> **Your instructions**: Look for "терміналу" in each line of the entries, and return the matching lines.

====== Dataset entries

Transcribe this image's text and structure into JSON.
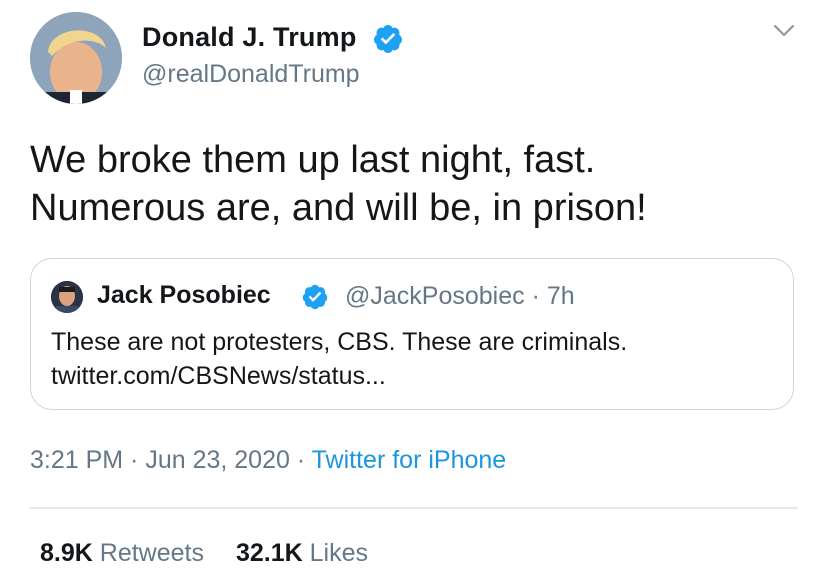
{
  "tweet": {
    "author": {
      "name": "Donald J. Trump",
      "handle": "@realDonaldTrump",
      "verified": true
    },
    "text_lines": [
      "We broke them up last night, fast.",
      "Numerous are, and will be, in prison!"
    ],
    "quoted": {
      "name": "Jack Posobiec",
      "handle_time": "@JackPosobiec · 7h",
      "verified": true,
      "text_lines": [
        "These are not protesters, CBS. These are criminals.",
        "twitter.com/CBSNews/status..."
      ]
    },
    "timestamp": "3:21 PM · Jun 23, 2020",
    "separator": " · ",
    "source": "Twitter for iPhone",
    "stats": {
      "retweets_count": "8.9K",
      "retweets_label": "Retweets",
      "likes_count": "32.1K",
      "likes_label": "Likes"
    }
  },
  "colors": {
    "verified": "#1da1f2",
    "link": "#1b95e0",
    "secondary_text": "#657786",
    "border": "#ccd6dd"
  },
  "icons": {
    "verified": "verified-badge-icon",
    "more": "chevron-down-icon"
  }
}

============
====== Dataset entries

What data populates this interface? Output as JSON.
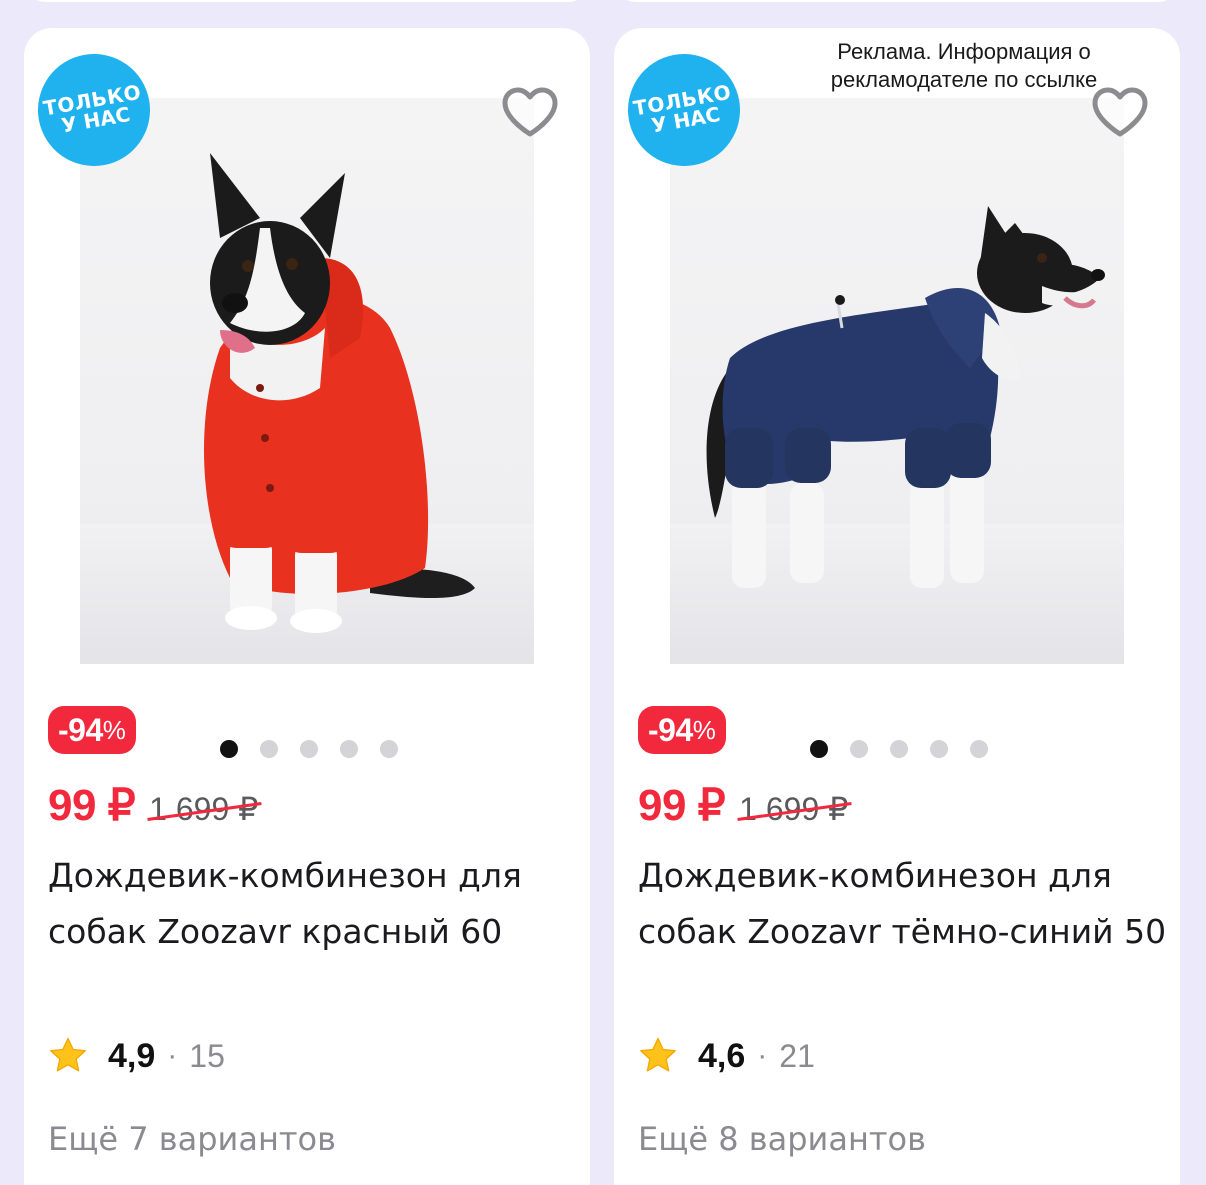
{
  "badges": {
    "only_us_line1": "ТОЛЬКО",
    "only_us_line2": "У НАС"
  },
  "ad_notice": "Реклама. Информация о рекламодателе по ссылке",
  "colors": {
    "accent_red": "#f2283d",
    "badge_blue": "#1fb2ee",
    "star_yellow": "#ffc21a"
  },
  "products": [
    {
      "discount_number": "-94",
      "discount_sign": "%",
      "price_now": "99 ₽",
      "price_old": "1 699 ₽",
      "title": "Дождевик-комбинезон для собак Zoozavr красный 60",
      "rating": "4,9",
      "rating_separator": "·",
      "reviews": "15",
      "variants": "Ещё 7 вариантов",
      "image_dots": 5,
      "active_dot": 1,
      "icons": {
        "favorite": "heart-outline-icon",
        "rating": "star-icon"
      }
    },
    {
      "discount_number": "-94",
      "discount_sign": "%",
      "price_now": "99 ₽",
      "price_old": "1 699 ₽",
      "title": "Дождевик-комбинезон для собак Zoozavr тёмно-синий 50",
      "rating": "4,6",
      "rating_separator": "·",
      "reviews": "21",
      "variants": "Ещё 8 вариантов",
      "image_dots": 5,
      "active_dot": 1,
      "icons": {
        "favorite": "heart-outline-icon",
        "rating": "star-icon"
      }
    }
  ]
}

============
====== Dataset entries

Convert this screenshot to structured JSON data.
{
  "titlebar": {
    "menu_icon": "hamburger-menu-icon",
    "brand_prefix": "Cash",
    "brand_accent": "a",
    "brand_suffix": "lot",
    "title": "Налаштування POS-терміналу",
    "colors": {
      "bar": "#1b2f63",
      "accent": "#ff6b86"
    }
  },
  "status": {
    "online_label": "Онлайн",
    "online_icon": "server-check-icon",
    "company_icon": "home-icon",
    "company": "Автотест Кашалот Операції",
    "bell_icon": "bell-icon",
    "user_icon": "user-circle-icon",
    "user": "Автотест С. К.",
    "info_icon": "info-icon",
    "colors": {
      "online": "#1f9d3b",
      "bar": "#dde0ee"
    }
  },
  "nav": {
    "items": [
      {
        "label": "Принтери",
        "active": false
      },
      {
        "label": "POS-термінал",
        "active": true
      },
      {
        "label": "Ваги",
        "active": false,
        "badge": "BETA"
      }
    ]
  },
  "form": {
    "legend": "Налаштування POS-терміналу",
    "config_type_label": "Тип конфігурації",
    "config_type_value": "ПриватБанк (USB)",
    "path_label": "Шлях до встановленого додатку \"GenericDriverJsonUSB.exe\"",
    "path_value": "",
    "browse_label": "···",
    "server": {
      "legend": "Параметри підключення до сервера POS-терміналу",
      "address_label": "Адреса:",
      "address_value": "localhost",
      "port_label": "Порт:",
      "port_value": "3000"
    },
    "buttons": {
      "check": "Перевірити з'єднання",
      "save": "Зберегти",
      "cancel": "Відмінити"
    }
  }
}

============

> **Response to this exercise**:
    "title": "Налаштування POS-терміналу",
    "legend": "Налаштування POS-терміналу",
      "legend": "Параметри підключення до сервера POS-терміналу",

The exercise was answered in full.